### [Task goal]
Give an exact copy of every entry.

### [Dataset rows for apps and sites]
==============================

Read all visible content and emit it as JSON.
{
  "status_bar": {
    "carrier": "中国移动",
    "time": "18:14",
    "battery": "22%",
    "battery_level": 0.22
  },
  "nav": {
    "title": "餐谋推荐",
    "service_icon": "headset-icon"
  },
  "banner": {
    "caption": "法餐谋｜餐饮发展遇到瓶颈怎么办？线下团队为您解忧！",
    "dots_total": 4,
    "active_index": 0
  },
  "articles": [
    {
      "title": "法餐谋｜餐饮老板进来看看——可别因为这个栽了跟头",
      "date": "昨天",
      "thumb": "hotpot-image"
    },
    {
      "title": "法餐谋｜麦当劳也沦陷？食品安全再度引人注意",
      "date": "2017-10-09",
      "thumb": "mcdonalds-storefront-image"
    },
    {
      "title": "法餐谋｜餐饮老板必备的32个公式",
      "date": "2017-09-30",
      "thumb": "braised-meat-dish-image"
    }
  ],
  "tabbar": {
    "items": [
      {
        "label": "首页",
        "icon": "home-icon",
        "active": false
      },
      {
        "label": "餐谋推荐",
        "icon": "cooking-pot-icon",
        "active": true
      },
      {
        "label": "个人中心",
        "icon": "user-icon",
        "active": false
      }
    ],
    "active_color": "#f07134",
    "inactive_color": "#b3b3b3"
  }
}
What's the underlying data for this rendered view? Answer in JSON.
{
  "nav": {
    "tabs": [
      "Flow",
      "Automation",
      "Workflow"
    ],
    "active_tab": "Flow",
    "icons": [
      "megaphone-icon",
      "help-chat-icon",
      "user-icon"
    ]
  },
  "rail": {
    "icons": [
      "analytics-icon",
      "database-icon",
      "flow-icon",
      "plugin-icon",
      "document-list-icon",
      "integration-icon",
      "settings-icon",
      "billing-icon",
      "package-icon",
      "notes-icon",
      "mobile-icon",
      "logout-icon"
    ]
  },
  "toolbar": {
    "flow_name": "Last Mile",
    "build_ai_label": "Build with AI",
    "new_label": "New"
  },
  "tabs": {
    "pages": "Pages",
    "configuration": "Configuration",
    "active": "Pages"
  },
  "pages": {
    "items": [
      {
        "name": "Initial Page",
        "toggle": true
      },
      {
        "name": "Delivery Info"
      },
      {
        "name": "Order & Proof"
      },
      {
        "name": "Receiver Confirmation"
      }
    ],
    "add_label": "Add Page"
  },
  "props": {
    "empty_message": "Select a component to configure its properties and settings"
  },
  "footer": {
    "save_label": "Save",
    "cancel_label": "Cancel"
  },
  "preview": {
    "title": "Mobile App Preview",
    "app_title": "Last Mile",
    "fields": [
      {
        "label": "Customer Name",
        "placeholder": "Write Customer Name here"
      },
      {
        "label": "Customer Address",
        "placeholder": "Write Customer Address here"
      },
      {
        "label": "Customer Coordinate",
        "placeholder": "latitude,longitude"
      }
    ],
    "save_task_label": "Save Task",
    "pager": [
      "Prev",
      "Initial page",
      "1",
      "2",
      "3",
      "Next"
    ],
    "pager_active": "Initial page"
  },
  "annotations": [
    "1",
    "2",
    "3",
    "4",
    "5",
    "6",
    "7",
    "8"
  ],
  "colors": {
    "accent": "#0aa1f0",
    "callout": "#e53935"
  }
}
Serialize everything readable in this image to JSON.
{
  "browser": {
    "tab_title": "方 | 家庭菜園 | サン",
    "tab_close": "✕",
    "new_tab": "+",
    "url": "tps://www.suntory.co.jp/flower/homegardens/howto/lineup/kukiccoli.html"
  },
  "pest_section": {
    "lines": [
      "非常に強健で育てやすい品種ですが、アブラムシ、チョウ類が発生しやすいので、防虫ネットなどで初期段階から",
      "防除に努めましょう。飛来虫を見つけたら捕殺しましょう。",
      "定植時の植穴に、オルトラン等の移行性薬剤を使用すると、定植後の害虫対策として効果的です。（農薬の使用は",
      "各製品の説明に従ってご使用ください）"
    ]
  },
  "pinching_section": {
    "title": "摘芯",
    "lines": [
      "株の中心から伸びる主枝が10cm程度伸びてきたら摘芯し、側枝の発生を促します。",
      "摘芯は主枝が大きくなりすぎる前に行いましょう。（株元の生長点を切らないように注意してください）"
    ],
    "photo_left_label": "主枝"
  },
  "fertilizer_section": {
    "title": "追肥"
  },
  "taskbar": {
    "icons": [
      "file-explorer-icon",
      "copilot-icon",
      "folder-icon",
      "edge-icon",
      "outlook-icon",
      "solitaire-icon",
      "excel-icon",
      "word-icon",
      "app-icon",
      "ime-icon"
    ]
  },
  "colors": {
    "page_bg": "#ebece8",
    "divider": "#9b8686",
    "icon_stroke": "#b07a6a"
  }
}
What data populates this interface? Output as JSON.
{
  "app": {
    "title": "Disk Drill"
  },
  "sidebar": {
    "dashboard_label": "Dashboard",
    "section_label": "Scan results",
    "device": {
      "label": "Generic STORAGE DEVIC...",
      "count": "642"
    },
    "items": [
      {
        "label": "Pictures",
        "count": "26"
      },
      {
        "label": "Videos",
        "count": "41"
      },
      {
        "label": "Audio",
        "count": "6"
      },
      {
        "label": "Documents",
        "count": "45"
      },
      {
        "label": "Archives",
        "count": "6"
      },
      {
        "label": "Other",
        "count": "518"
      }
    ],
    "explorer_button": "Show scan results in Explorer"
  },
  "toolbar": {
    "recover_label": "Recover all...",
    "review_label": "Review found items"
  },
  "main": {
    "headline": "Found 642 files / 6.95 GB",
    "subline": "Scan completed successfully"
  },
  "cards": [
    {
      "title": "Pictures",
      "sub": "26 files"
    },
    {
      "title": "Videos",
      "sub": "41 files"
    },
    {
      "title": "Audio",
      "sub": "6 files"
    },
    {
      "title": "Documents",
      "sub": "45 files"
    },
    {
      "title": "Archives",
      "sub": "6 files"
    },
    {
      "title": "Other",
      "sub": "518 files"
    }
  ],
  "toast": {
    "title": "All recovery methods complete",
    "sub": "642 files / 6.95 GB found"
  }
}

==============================

### [Problem solution]
Read all visible content and emit it as JSON.
{
  "status_bar": {
    "carrier": "中国移动",
    "time": "18:14",
    "battery": "22%",
    "battery_level": 0.22
  },
  "nav": {
    "title": "餐谋推荐",
    "service_icon": "headset-icon"
  },
  "banner": {
    "caption": "法餐谋｜餐饮发展遇到瓶颈怎么办？线下团队为您解忧！",
    "dots_total": 4,
    "active_index": 0
  },
  "articles": [
    {
      "title": "法餐谋｜餐饮老板进来看看——可别因为这个栽了跟头",
      "date": "昨天",
      "thumb": "hotpot-image"
    },
    {
      "title": "法餐谋｜麦当劳也沦陷？食品安全再度引人注意",
      "date": "2017-10-09",
      "thumb": "mcdonalds-storefront-image"
    },
    {
      "title": "法餐谋｜餐饮老板必备的32个公式",
      "date": "2017-09-30",
      "thumb": "braised-meat-dish-image"
    }
  ],
  "tabbar": {
    "items": [
      {
        "label": "首页",
        "icon": "home-icon",
        "active": false
      },
      {
        "label": "餐谋推荐",
        "icon": "cooking-pot-icon",
        "active": true
      },
      {
        "label": "个人中心",
        "icon": "user-icon",
        "active": false
      }
    ],
    "active_color": "#f07134",
    "inactive_color": "#b3b3b3"
  }
}
What's the underlying data for this rendered view? Answer in JSON.
{
  "nav": {
    "tabs": [
      "Flow",
      "Automation",
      "Workflow"
    ],
    "active_tab": "Flow",
    "icons": [
      "megaphone-icon",
      "help-chat-icon",
      "user-icon"
    ]
  },
  "rail": {
    "icons": [
      "analytics-icon",
      "database-icon",
      "flow-icon",
      "plugin-icon",
      "document-list-icon",
      "integration-icon",
      "settings-icon",
      "billing-icon",
      "package-icon",
      "notes-icon",
      "mobile-icon",
      "logout-icon"
    ]
  },
  "toolbar": {
    "flow_name": "Last Mile",
    "build_ai_label": "Build with AI",
    "new_label": "New"
  },
  "tabs": {
    "pages": "Pages",
    "configuration": "Configuration",
    "active": "Pages"
  },
  "pages": {
    "items": [
      {
        "name": "Initial Page",
        "toggle": true
      },
      {
        "name": "Delivery Info"
      },
      {
        "name": "Order & Proof"
      },
      {
        "name": "Receiver Confirmation"
      }
    ],
    "add_label": "Add Page"
  },
  "props": {
    "empty_message": "Select a component to configure its properties and settings"
  },
  "footer": {
    "save_label": "Save",
    "cancel_label": "Cancel"
  },
  "preview": {
    "title": "Mobile App Preview",
    "app_title": "Last Mile",
    "fields": [
      {
        "label": "Customer Name",
        "placeholder": "Write Customer Name here"
      },
      {
        "label": "Customer Address",
        "placeholder": "Write Customer Address here"
      },
      {
        "label": "Customer Coordinate",
        "placeholder": "latitude,longitude"
      }
    ],
    "save_task_label": "Save Task",
    "pager": [
      "Prev",
      "Initial page",
      "1",
      "2",
      "3",
      "Next"
    ],
    "pager_active": "Initial page"
  },
  "annotations": [
    "1",
    "2",
    "3",
    "4",
    "5",
    "6",
    "7",
    "8"
  ],
  "colors": {
    "accent": "#0aa1f0",
    "callout": "#e53935"
  }
}
Serialize everything readable in this image to JSON.
{
  "browser": {
    "tab_title": "方 | 家庭菜園 | サン",
    "tab_close": "✕",
    "new_tab": "+",
    "url": "tps://www.suntory.co.jp/flower/homegardens/howto/lineup/kukiccoli.html"
  },
  "pest_section": {
    "lines": [
      "非常に強健で育てやすい品種ですが、アブラムシ、チョウ類が発生しやすいので、防虫ネットなどで初期段階から",
      "防除に努めましょう。飛来虫を見つけたら捕殺しましょう。",
      "定植時の植穴に、オルトラン等の移行性薬剤を使用すると、定植後の害虫対策として効果的です。（農薬の使用は",
      "各製品の説明に従ってご使用ください）"
    ]
  },
  "pinching_section": {
    "title": "摘芯",
    "lines": [
      "株の中心から伸びる主枝が10cm程度伸びてきたら摘芯し、側枝の発生を促します。",
      "摘芯は主枝が大きくなりすぎる前に行いましょう。（株元の生長点を切らないように注意してください）"
    ],
    "photo_left_label": "主枝"
  },
  "fertilizer_section": {
    "title": "追肥"
  },
  "taskbar": {
    "icons": [
      "file-explorer-icon",
      "copilot-icon",
      "folder-icon",
      "edge-icon",
      "outlook-icon",
      "solitaire-icon",
      "excel-icon",
      "word-icon",
      "app-icon",
      "ime-icon"
    ]
  },
  "colors": {
    "page_bg": "#ebece8",
    "divider": "#9b8686",
    "icon_stroke": "#b07a6a"
  }
}
What data populates this interface? Output as JSON.
{
  "app": {
    "title": "Disk Drill"
  },
  "sidebar": {
    "dashboard_label": "Dashboard",
    "section_label": "Scan results",
    "device": {
      "label": "Generic STORAGE DEVIC...",
      "count": "642"
    },
    "items": [
      {
        "label": "Pictures",
        "count": "26"
      },
      {
        "label": "Videos",
        "count": "41"
      },
      {
        "label": "Audio",
        "count": "6"
      },
      {
        "label": "Documents",
        "count": "45"
      },
      {
        "label": "Archives",
        "count": "6"
      },
      {
        "label": "Other",
        "count": "518"
      }
    ],
    "explorer_button": "Show scan results in Explorer"
  },
  "toolbar": {
    "recover_label": "Recover all...",
    "review_label": "Review found items"
  },
  "main": {
    "headline": "Found 642 files / 6.95 GB",
    "subline": "Scan completed successfully"
  },
  "cards": [
    {
      "title": "Pictures",
      "sub": "26 files"
    },
    {
      "title": "Videos",
      "sub": "41 files"
    },
    {
      "title": "Audio",
      "sub": "6 files"
    },
    {
      "title": "Documents",
      "sub": "45 files"
    },
    {
      "title": "Archives",
      "sub": "6 files"
    },
    {
      "title": "Other",
      "sub": "518 files"
    }
  ],
  "toast": {
    "title": "All recovery methods complete",
    "sub": "642 files / 6.95 GB found"
  }
}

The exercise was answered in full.